Some more tubes for St. Patrick’s Day:
Graphics, Tutorials, and Stories
Where do you come from? Is it a secret?
It's not so much a secret, as that it doesn't exist anymore. Not in this world. Not in your time. Or your parents'. Or theirs.Today I call Baton Rouge, Louisiana, my home. But that is not where I have always lived, or where I was born. I come from a place and time born so long ago that no one remembers where it is today. Memories of my home fade into the past like the dust that floats down that ray of sunshine onto that end table. No one has spoken of my birthplace for so long that if spoken today, the name would be unrecognizable, thought of as fantasy. After Chaos, and after the Migration, we moved here, gradually rebuilding our lives. But much of our history was lost during the Migration, and more was forgotten during the Reconstruction– forgotten or locked away. There are many scrolls and books here in the library, each telling a part of the history of my Clan. But they are in no particular order. I have scribed them as my memories flash before my eyes. Somewhere there must be the beginning. But where? Perhaps in that book over there . . .
Here is a cornucopia prop for DAZ or Poser.Â It is improved from the one I posted last year.
I started making ice cream for Thursday, which was National Chocolate Ice Cream Day.Â Then I decided the ice cream tubes would make a good scrapkit.Â So it wasn’t finished for Thursday, but still as yummy!

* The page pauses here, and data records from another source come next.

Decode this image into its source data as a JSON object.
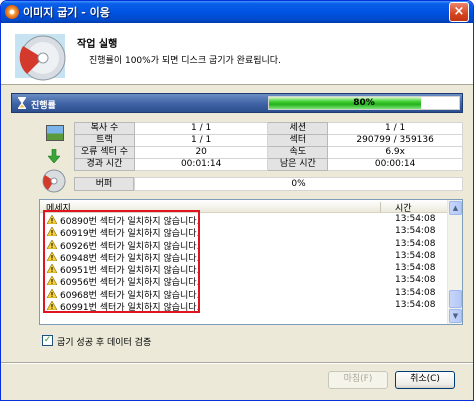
{
  "window": {
    "title": "이미지 굽기 - 이응"
  },
  "header": {
    "title": "작업 실행",
    "description": "진행률이 100%가 되면 디스크 굽기가 완료됩니다."
  },
  "progress": {
    "label": "진행률",
    "value": 0.8,
    "text": "80%"
  },
  "stats": {
    "rows": [
      {
        "l1": "복사 수",
        "v1": "1 / 1",
        "l2": "세션",
        "v2": "1 / 1"
      },
      {
        "l1": "트랙",
        "v1": "1 / 1",
        "l2": "섹터",
        "v2": "290799 / 359136"
      },
      {
        "l1": "오류 섹터 수",
        "v1": "20",
        "l2": "속도",
        "v2": "6.9x"
      },
      {
        "l1": "경과 시간",
        "v1": "00:01:14",
        "l2": "남은 시간",
        "v2": "00:00:14"
      }
    ],
    "buffer_label": "버퍼",
    "buffer_value": "0%"
  },
  "log": {
    "col_message": "메세지",
    "col_time": "시간",
    "rows": [
      {
        "message": "60890번 섹터가 일치하지 않습니다.",
        "time": "13:54:08"
      },
      {
        "message": "60919번 섹터가 일치하지 않습니다.",
        "time": "13:54:08"
      },
      {
        "message": "60926번 섹터가 일치하지 않습니다.",
        "time": "13:54:08"
      },
      {
        "message": "60948번 섹터가 일치하지 않습니다.",
        "time": "13:54:08"
      },
      {
        "message": "60951번 섹터가 일치하지 않습니다.",
        "time": "13:54:08"
      },
      {
        "message": "60956번 섹터가 일치하지 않습니다.",
        "time": "13:54:08"
      },
      {
        "message": "60968번 섹터가 일치하지 않습니다.",
        "time": "13:54:08"
      },
      {
        "message": "60991번 섹터가 일치하지 않습니다.",
        "time": "13:54:08"
      }
    ]
  },
  "verify": {
    "label": "굽기 성공 후 데이터 검증",
    "checked": true
  },
  "buttons": {
    "finish": "마침(F)",
    "cancel": "취소(C)"
  },
  "icons": {
    "app": "disc-burn-icon",
    "header": "disc-icon",
    "progress": "hourglass-icon",
    "source": "image-icon",
    "direction": "arrow-down-icon",
    "target": "disc-icon",
    "warning": "warning-icon"
  },
  "colors": {
    "highlight": "#e0141e",
    "progress_fill": "#23b11a",
    "title_bar": "#0054e3"
  }
}
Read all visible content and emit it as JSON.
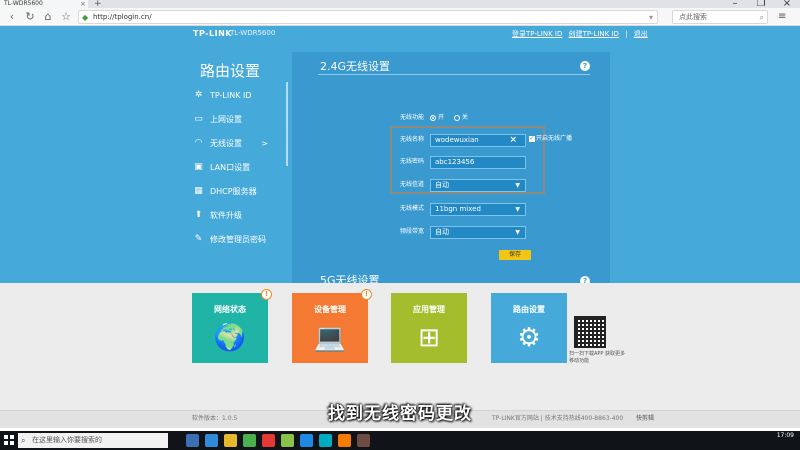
{
  "browser": {
    "tab_title": "TL-WDR5600",
    "tab_close": "×",
    "new_tab": "+",
    "url": "http://tplogin.cn/",
    "search_placeholder": "点此搜索",
    "window": {
      "min": "–",
      "max": "❐",
      "close": "×"
    }
  },
  "router": {
    "brand": "TP-LINK",
    "model": "TL-WDR5600",
    "top_links": [
      "登录TP-LINK ID",
      "创建TP-LINK ID",
      "|",
      "退出"
    ],
    "sidebar_title": "路由设置",
    "sidebar_items": [
      {
        "label": "TP-LINK ID",
        "icon": "gear-icon",
        "glyph": "✲"
      },
      {
        "label": "上网设置",
        "icon": "laptop-icon",
        "glyph": "▭"
      },
      {
        "label": "无线设置",
        "icon": "wifi-icon",
        "glyph": "◠",
        "arrow": ">"
      },
      {
        "label": "LAN口设置",
        "icon": "lan-icon",
        "glyph": "▣"
      },
      {
        "label": "DHCP服务器",
        "icon": "dhcp-icon",
        "glyph": "▦"
      },
      {
        "label": "软件升级",
        "icon": "upgrade-icon",
        "glyph": "⬆"
      },
      {
        "label": "修改管理员密码",
        "icon": "pencil-icon",
        "glyph": "✎"
      }
    ],
    "wifi24": {
      "section_title": "2.4G无线设置",
      "help": "?",
      "function_label": "无线功能",
      "on_label": "开",
      "off_label": "关",
      "name_label": "无线名称",
      "name_value": "wodewuxian",
      "clear": "×",
      "broadcast_label": "开启无线广播",
      "broadcast_check": "✓",
      "password_label": "无线密码",
      "password_value": "abc123456",
      "channel_label": "无线信道",
      "channel_value": "自动",
      "mode_label": "无线模式",
      "mode_value": "11bgn mixed",
      "bandwidth_label": "频段带宽",
      "bandwidth_value": "自动",
      "caret": "▼",
      "save_label": "保存"
    },
    "wifi5": {
      "section_title": "5G无线设置",
      "help": "?"
    }
  },
  "tiles": [
    {
      "label": "网络状态",
      "glyph": "🌍",
      "color": "#1fb4a6",
      "badge": "!"
    },
    {
      "label": "设备管理",
      "glyph": "💻",
      "color": "#f47a33",
      "badge": "!"
    },
    {
      "label": "应用管理",
      "glyph": "⊞",
      "color": "#a4bd2c"
    },
    {
      "label": "路由设置",
      "glyph": "⚙",
      "color": "#45a9d9"
    }
  ],
  "qr_caption": "扫一扫下载APP 获取更多移动功能",
  "footer": {
    "version": "软件版本：1.0.5",
    "site": "TP-LINK官方网站  |  技术支持热线400-8863-400",
    "tray": "快剪辑"
  },
  "subtitle": "找到无线密码更改",
  "taskbar": {
    "search_placeholder": "在这里输入你要搜索的",
    "time": "17:09"
  },
  "colors": {
    "router_blue": "#45a9d9",
    "panel_blue": "#3a9ad0",
    "save_yellow": "#f3c514",
    "highlight_border": "#8e8a7e"
  }
}
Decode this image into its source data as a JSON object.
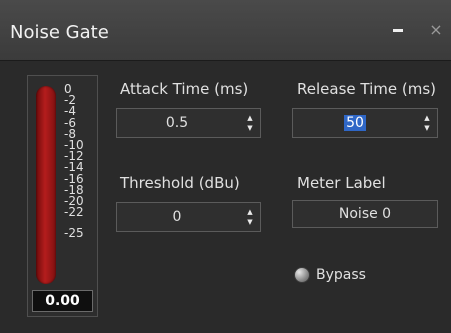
{
  "window": {
    "title": "Noise Gate",
    "minimize_icon": "minimize-icon",
    "close_icon": "close-icon",
    "close_glyph": "×"
  },
  "meter": {
    "scale": [
      "0",
      "-2",
      "-4",
      "-6",
      "-8",
      "-10",
      "-12",
      "-14",
      "-16",
      "-18",
      "-20",
      "-22",
      "-25"
    ],
    "value": "0.00",
    "fill_color": "#b41d1d"
  },
  "controls": {
    "attack": {
      "label": "Attack Time (ms)",
      "value": "0.5"
    },
    "release": {
      "label": "Release Time (ms)",
      "value": "50"
    },
    "threshold": {
      "label": "Threshold (dBu)",
      "value": "0"
    },
    "meter_label": {
      "label": "Meter Label",
      "value": "Noise 0"
    },
    "bypass": {
      "label": "Bypass"
    }
  },
  "colors": {
    "background": "#2b2b2b",
    "selection": "#2f67c7"
  }
}
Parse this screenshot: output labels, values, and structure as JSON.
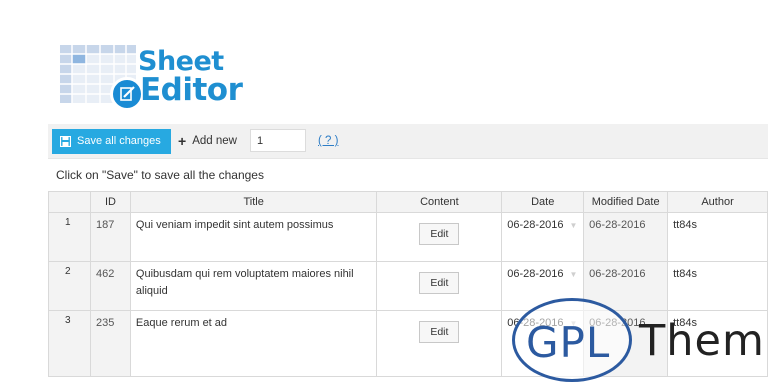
{
  "logo": {
    "line1": "Sheet",
    "line2": "Editor"
  },
  "toolbar": {
    "save_label": "Save all changes",
    "add_new_label": "Add new",
    "quantity_value": "1",
    "help_label": "( ? )"
  },
  "hint": "Click on \"Save\" to save all the changes",
  "table": {
    "headers": [
      "",
      "ID",
      "Title",
      "Content",
      "Date",
      "Modified Date",
      "Author"
    ],
    "rows": [
      {
        "num": "1",
        "id": "187",
        "title": "Qui veniam impedit sint autem possimus",
        "content": "Edit",
        "date": "06-28-2016",
        "modified": "06-28-2016",
        "author": "tt84s"
      },
      {
        "num": "2",
        "id": "462",
        "title": "Quibusdam qui rem voluptatem maiores nihil aliquid",
        "content": "Edit",
        "date": "06-28-2016",
        "modified": "06-28-2016",
        "author": "tt84s"
      },
      {
        "num": "3",
        "id": "235",
        "title": "Eaque rerum et ad",
        "content": "Edit",
        "date": "06-28-2016",
        "modified": "06-28-2016",
        "author": "tt84s"
      }
    ]
  },
  "watermark": {
    "left": "GPL",
    "right": "Them"
  },
  "colors": {
    "accent": "#27a9e1",
    "logo": "#1f8fd1",
    "watermark": "#2c5aa0"
  }
}
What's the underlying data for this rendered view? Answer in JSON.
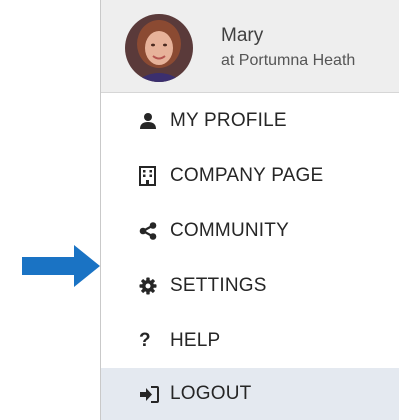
{
  "user": {
    "name": "Mary",
    "company": "at Portumna Heath"
  },
  "menu": {
    "items": [
      {
        "label": "MY PROFILE",
        "icon": "user-icon"
      },
      {
        "label": "COMPANY PAGE",
        "icon": "building-icon"
      },
      {
        "label": "COMMUNITY",
        "icon": "share-icon"
      },
      {
        "label": "SETTINGS",
        "icon": "gear-icon"
      },
      {
        "label": "HELP",
        "icon": "question-icon",
        "icon_text": "?"
      },
      {
        "label": "LOGOUT",
        "icon": "sign-out-icon"
      }
    ]
  },
  "colors": {
    "header_background": "#eeeeee",
    "hover_background": "#e4e9f0",
    "arrow": "#1a73c4",
    "text": "#262626"
  }
}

Here are some NON-animated tubes of this steaming coffee mug, in different colors
My forum will be hosting a Mardi Gras Party February 17 – 21.Â Members of the forum will be “throwing out” tubes, brushes, layer styles, props, mats, and other graphic files to be used with Paintshop Pro, Photoshop, Poser, and DAZ Studio.Â All of the files will be based on the Mardi Gras theme.Â You are invited to drop by the Dragon’s Breath forum to join in the fun and catch some of the throws.Â You do not need to register to become a member.Â And remember to shout:Â “Throw me something, Mister!”

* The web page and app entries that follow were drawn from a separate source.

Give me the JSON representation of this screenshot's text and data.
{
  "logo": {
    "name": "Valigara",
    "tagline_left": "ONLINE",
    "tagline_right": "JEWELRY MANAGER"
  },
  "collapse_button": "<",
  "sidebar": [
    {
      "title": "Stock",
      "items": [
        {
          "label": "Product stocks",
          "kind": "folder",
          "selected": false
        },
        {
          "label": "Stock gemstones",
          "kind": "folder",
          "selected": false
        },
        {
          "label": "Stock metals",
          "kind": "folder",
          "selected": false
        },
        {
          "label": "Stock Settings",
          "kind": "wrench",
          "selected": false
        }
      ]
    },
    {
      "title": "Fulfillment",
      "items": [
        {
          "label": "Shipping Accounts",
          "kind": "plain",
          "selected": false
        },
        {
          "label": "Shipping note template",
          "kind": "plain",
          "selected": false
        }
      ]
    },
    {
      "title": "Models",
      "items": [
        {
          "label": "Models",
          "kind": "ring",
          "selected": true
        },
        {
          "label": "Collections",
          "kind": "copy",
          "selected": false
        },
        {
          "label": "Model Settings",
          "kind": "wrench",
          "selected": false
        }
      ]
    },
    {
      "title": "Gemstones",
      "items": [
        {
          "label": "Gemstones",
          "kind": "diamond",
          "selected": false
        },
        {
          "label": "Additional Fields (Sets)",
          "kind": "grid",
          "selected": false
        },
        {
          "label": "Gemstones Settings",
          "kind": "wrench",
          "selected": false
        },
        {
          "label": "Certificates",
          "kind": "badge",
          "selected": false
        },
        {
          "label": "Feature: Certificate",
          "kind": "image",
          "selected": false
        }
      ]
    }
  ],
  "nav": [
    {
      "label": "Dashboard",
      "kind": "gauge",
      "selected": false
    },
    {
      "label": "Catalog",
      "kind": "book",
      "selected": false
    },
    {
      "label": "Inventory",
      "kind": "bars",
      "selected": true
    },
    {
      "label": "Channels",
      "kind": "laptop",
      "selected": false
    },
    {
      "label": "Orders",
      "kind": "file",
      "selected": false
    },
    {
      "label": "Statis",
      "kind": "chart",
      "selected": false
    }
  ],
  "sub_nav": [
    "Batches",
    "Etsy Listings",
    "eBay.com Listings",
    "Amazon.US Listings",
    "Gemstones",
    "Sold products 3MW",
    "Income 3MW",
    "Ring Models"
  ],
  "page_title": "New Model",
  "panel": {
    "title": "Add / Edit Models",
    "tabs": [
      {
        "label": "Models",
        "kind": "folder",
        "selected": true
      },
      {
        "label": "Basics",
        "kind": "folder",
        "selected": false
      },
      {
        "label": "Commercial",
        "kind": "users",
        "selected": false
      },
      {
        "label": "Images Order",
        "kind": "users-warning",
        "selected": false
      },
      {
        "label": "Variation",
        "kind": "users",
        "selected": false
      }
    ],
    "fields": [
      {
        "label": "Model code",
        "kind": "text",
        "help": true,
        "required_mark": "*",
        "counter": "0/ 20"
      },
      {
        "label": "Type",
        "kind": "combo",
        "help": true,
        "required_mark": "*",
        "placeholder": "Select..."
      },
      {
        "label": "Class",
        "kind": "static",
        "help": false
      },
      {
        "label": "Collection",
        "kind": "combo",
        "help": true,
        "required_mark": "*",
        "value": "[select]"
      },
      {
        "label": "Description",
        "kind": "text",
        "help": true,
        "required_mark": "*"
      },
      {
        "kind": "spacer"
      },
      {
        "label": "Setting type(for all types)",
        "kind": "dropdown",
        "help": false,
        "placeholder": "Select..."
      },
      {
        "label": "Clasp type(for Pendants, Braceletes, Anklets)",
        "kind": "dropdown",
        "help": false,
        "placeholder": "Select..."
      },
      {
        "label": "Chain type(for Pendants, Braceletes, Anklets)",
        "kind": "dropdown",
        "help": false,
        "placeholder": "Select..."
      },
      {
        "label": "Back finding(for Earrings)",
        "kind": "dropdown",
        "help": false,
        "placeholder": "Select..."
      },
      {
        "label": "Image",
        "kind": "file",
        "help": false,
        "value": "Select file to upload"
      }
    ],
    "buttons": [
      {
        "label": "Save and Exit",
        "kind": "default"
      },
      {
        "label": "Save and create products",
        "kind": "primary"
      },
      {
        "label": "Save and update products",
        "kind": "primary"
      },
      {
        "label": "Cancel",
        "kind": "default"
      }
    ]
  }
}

To read about Mardi Gras:
Most everyone has seen what Mardi Gras is like in New Orleans, but the smaller older towns in Louisiana celebrate Mardi Gras in a more traditional manner — the Courir de Mardi Gras.Â Here are some videos to help familiarize you with that.Â I used to live in Church Point, so I was happy when I found a few from my old home town:
And here’s some Mardi Gras music to listen to:

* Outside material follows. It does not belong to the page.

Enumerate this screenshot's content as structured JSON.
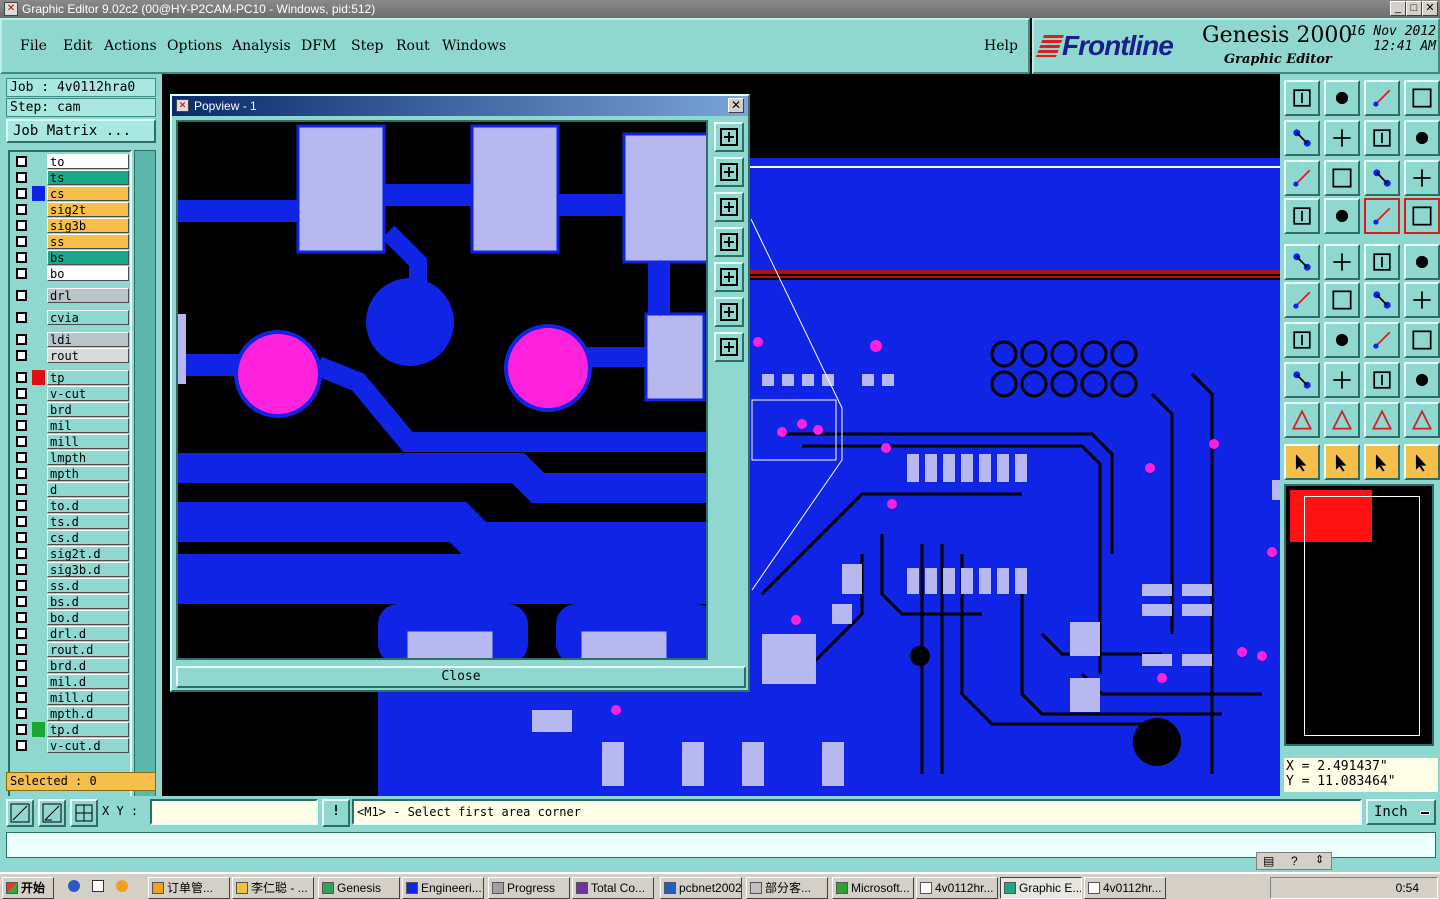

And during Mardi Gras, we eat alot of King Cake.Â Here’s a site that explains the history of King Cakes:
I’ve included a simple recipe for king cakes in our Dragon’s Kitchen, if you want to make some:
Simple But Delicious King Cake
Prep Time: 1 Hour
Yields: 10â€“12 Servings
Traditional king cakes are made with yeast and take hours to make and bake. This simple and quick recipe delivers great flavor and looks as if it took all day to make.
Ingredients for Filling:
4 ounces cream cheese
Â½ cup light brown sugar
Â½ tsp ground cinnamon
Â¼ cup raisins, soaked in hot water 15 minutes, drained
Â½ cup pecan halves, (Â¼-inch) chopped
Ingredients for Cake:
2 (8-count) cans refrigerated crescent rolls
Ingredients for Icing:
1Â½ cups powdered sugar
2â€“3 tbsps milk
1 tsp vanilla
purple, green and gold sugar crystals
purple, green and gold food coloring
Preheat oven to 350Â°F. Lightly coat a 15-inch pizza pan with cooking spray and set aside. In the bowl of a food processor with metal blade, place cream cheese, light brown sugar, cinnamon and raisins. Pulse 1â€“2 minutes, blending ingredients well. Add pecans and pulse 30 seconds. Set the filling aside. Unroll crescent rolls into triangles. Position triangles on prepared pizza pan, next to each other with the points towards the middle. The long sides must overlap about Â¼-inch forming a large round circle. Where the pieces overlap, press the seams together only in the center of each seam, leaving both points and outer ends of the seams unsealed so that you can fold them over the filling. Spread the filling in the center of the sealed seam of each triangle to create a ring of filling. Fold the outer side of each triangle over the filling towards the center to cover. Pull the point end of the triangle toward the outer rim of the pan to fully enclose the filling, tucking the points under to create a ring. Lightly press the seams. Bake 20â€“25 minutes or until golden brown then remove to cool completely. While cake is cooling, continue with icing. In a large mixing bowl, whisk together powdered sugar, milk and vanilla until smooth. The mixture should be fairly thick but still able to run down cake when drizzled or poured. Spoon plain icing over cooled cake and top with colored sugar, or you may wish to place icing in three cups adding purple, green and gold food coloring then apply to cake. Colored sugar may be sprinkled over colored icing when fairly dried.